If you don’t go equipped, winter hiking can rapidly turn unpleasant. You can sometimes feel warm and pleasant until you’re miles away from your automobile and the profound, bone-chilling chill sets in. Staying warm is essential for a successful winter hiking trip or any other winter outdoor activity.
It is possible to stay warm for an extended period of time regardless of the weather. All you need is a little know-how. Here are five ways to stay warm during any winter excursion. Have a wonderful snow day!
1. Keep Your Belly Full
Winter hiking food sources that are high in fat and calories are great. Your closest companion is butter. Outrageous hiking journeys require a significant stock of butter, which merits each ounce it adds to a sack. If you do not like the taste of butter or are allergic to it, try a teaspoon of peanut butter before hiking to get the advantages and warmth. Hiking, as a rule, requires essentially higher calorie utilization than is run of the mill. Hiking in the winter doubles the amount of calories consumed each day.
2. Keep Moving
Simply going down the route is one of the most effective methods to remain warm. Aerobic activity will assist the body in producing more heat, thereby keeping you warm. Even when the temperature goes below zero, you’ll be pleasantly comfortable on the trail.
3. Wear Proper Clothing
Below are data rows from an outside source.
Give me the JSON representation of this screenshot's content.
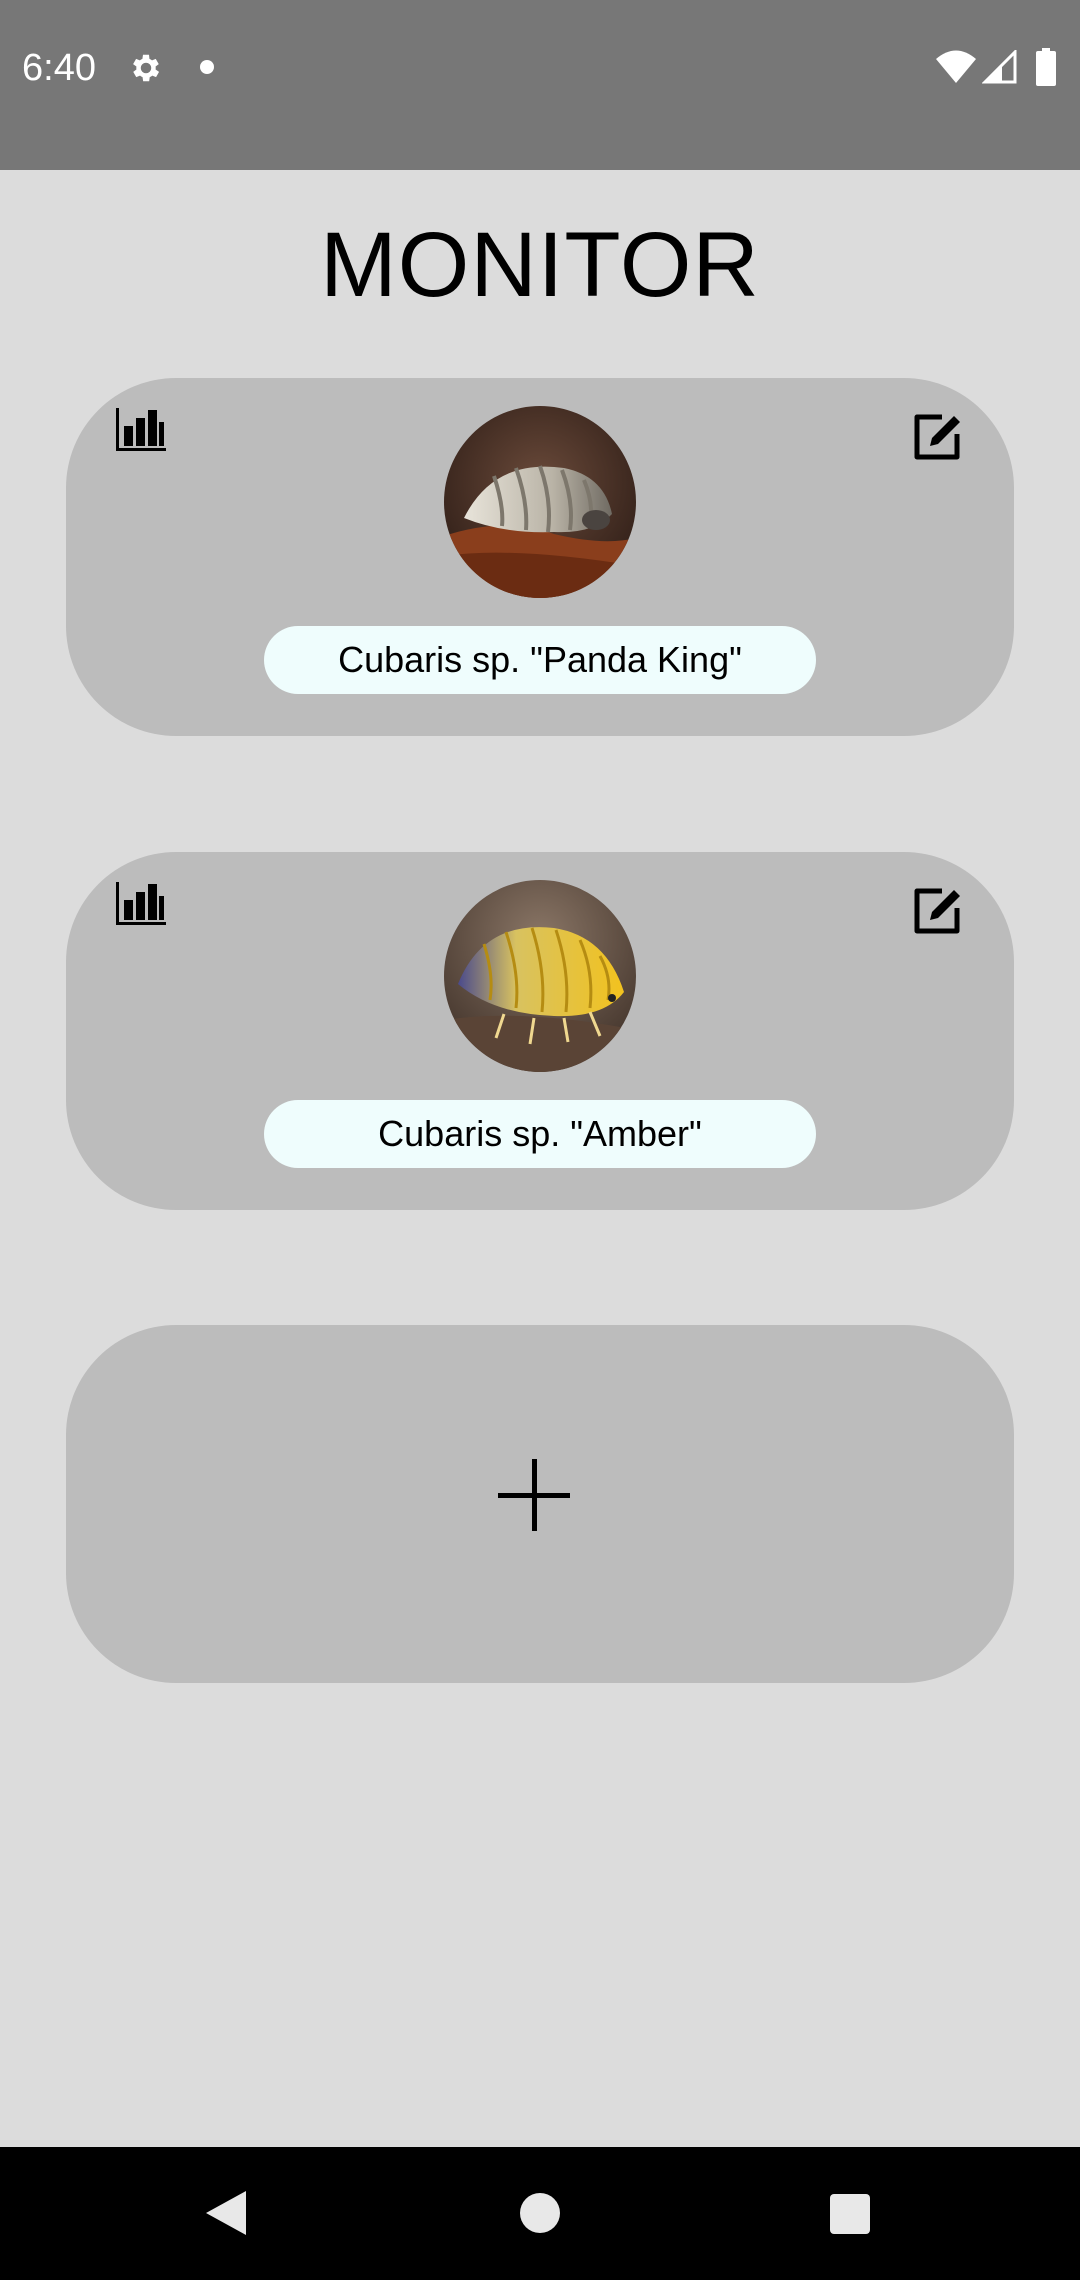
{
  "status_bar": {
    "time": "6:40",
    "icons": [
      "gear-icon",
      "notification-dot-icon",
      "wifi-icon",
      "signal-icon",
      "battery-icon"
    ]
  },
  "page": {
    "title": "MONITOR"
  },
  "cards": [
    {
      "name": "Cubaris sp. \"Panda King\"",
      "stats_icon": "bar-chart-icon",
      "edit_icon": "edit-icon",
      "avatar": "isopod-photo"
    },
    {
      "name": "Cubaris sp. \"Amber\"",
      "stats_icon": "bar-chart-icon",
      "edit_icon": "edit-icon",
      "avatar": "isopod-photo"
    }
  ],
  "add_card": {
    "icon": "plus-icon"
  },
  "nav_bar": {
    "icons": [
      "back-icon",
      "home-icon",
      "recents-icon"
    ]
  },
  "colors": {
    "background": "#dcdcdc",
    "status_bar": "#777777",
    "card": "#bcbcbc",
    "name_pill": "#effdfd",
    "nav_bar": "#000000"
  }
}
Although it may seem self-evident, you’d be amazed how often people get into difficulty on the trails just because they aren’t clothed properly. You’ll need high-quality gear, as well as plenty of layers, gloves, caps, and a scarf. A Quality Down Heated Vest is required, as are appropriate mid-layers and base layers; cotton should be avoided because it takes a long time to dry after getting wet.
4. Stay Hydrated
It’s easy to become bored of hearing people remind you to drink water repeatedly when you’re out in the great outdoors. It appears to be the one answer to every difficulty. Drink water to stay cool, drink water if you’re unwell, drink water every time you breathe, and so on. Drinking water, on the other hand, will keep you warm.
The movement of heat from your core to your extremities is aided by hydration in your blood. With less water in your system, your body has a harder time moving heat around, resulting in cold fingers and toes you may not even notice. You need water not simply to stay warm but also because you may not notice you’re dehydrated until it’s too late.
5. Check The Weather
For a couple of days before hiking, keep an eye on the weather in the area you’ll be hiking in. You don’t want to be trapped in a blizzard if one is approaching! A fast check of a weather app could save your life.
When planning your winter hikes, keep these helpful hints in mind. You’ll probably stay a little warmer on the path and feel safer in the backcountry. You’ll most likely love the encounter even more as a result.